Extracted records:
______

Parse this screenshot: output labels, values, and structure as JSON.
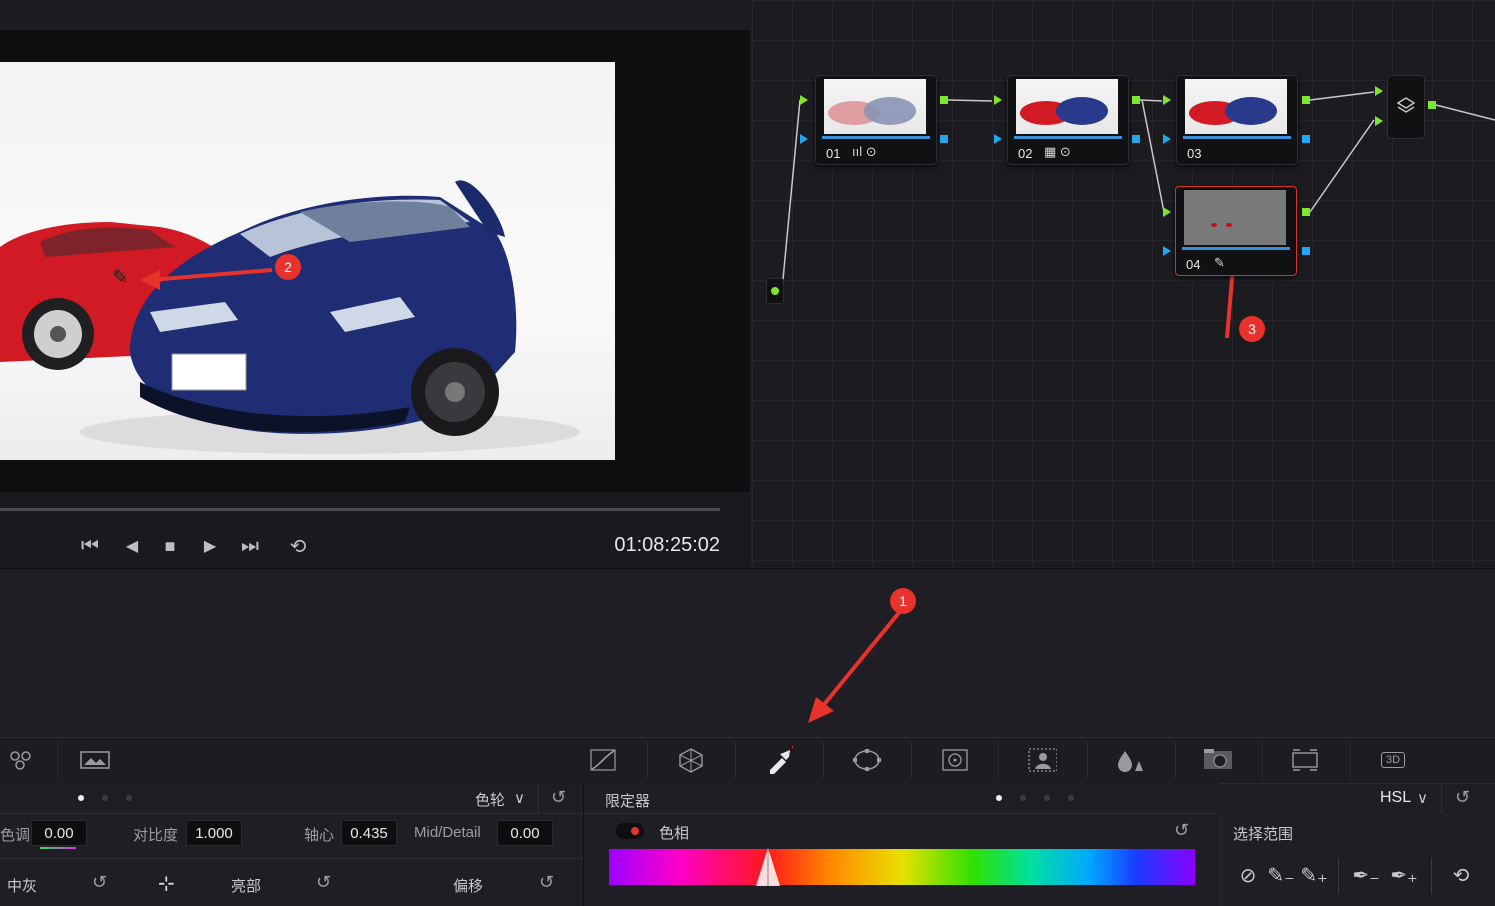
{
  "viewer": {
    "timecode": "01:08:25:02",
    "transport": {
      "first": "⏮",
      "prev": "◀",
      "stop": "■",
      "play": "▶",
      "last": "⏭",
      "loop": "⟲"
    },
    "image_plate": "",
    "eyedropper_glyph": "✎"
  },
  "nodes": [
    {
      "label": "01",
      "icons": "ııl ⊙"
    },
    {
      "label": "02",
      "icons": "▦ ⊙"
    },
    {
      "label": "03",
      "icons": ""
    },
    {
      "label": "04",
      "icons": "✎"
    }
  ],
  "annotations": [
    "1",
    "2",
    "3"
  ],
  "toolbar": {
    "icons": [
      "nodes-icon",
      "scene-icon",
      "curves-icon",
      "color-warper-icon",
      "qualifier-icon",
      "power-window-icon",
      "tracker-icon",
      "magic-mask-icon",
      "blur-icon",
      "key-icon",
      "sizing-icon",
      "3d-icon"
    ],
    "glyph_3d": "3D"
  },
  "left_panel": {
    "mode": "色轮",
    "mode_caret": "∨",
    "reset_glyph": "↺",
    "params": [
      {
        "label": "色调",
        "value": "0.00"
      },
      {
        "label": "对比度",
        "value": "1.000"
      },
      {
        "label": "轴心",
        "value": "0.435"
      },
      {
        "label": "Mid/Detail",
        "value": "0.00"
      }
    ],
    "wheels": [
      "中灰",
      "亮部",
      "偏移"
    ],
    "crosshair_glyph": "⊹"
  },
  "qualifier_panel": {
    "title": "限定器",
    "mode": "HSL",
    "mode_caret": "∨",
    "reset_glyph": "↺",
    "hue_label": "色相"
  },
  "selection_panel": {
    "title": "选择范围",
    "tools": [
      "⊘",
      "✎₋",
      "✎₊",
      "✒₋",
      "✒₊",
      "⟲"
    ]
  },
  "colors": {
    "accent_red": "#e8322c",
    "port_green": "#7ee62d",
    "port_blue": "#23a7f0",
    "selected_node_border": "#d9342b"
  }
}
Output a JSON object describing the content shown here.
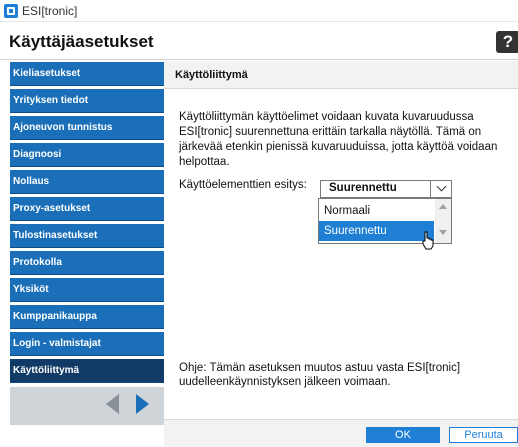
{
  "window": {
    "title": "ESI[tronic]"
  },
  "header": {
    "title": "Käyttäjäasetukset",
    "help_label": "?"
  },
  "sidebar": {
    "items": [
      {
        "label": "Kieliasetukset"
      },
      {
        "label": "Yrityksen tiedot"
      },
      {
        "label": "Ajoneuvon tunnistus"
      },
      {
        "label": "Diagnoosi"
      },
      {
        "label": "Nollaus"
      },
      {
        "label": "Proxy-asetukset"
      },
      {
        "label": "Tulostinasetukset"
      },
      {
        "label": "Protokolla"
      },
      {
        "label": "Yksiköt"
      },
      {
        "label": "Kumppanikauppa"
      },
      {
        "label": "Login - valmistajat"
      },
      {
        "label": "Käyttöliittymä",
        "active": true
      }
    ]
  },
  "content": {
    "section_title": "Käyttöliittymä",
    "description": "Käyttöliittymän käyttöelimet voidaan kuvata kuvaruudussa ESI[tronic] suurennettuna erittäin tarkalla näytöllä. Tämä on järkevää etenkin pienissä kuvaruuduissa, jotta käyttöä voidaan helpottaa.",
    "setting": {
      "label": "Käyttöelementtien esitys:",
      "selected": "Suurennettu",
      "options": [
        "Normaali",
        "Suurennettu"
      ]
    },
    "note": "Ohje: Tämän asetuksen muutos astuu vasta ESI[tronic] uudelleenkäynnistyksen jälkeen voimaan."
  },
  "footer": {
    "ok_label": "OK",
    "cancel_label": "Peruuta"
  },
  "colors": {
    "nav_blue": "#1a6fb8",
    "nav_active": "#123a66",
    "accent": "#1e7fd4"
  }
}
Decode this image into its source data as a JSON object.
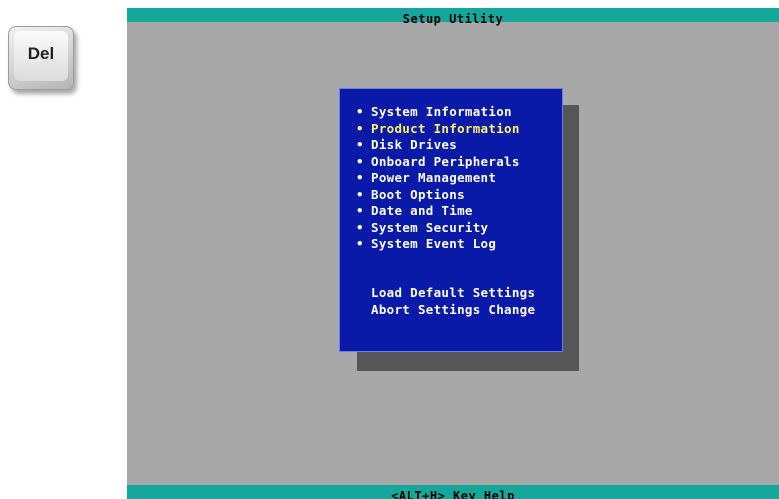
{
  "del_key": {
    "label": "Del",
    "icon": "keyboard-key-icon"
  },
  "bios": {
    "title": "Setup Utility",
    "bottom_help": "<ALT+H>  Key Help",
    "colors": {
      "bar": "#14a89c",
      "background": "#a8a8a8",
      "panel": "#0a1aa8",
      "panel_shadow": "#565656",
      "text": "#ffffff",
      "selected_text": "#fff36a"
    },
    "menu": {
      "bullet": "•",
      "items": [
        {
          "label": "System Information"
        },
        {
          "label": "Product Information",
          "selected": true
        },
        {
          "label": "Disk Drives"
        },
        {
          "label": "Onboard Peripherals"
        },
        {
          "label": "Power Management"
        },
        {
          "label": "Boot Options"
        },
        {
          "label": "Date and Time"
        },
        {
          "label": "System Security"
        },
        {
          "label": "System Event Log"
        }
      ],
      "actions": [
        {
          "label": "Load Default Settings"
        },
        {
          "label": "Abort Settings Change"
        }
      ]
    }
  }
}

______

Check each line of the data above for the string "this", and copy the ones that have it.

**ANSWER BELOW**
Parse this screenshot: output labels, values, and structure as JSON.
Decode this image into its source data as a JSON object.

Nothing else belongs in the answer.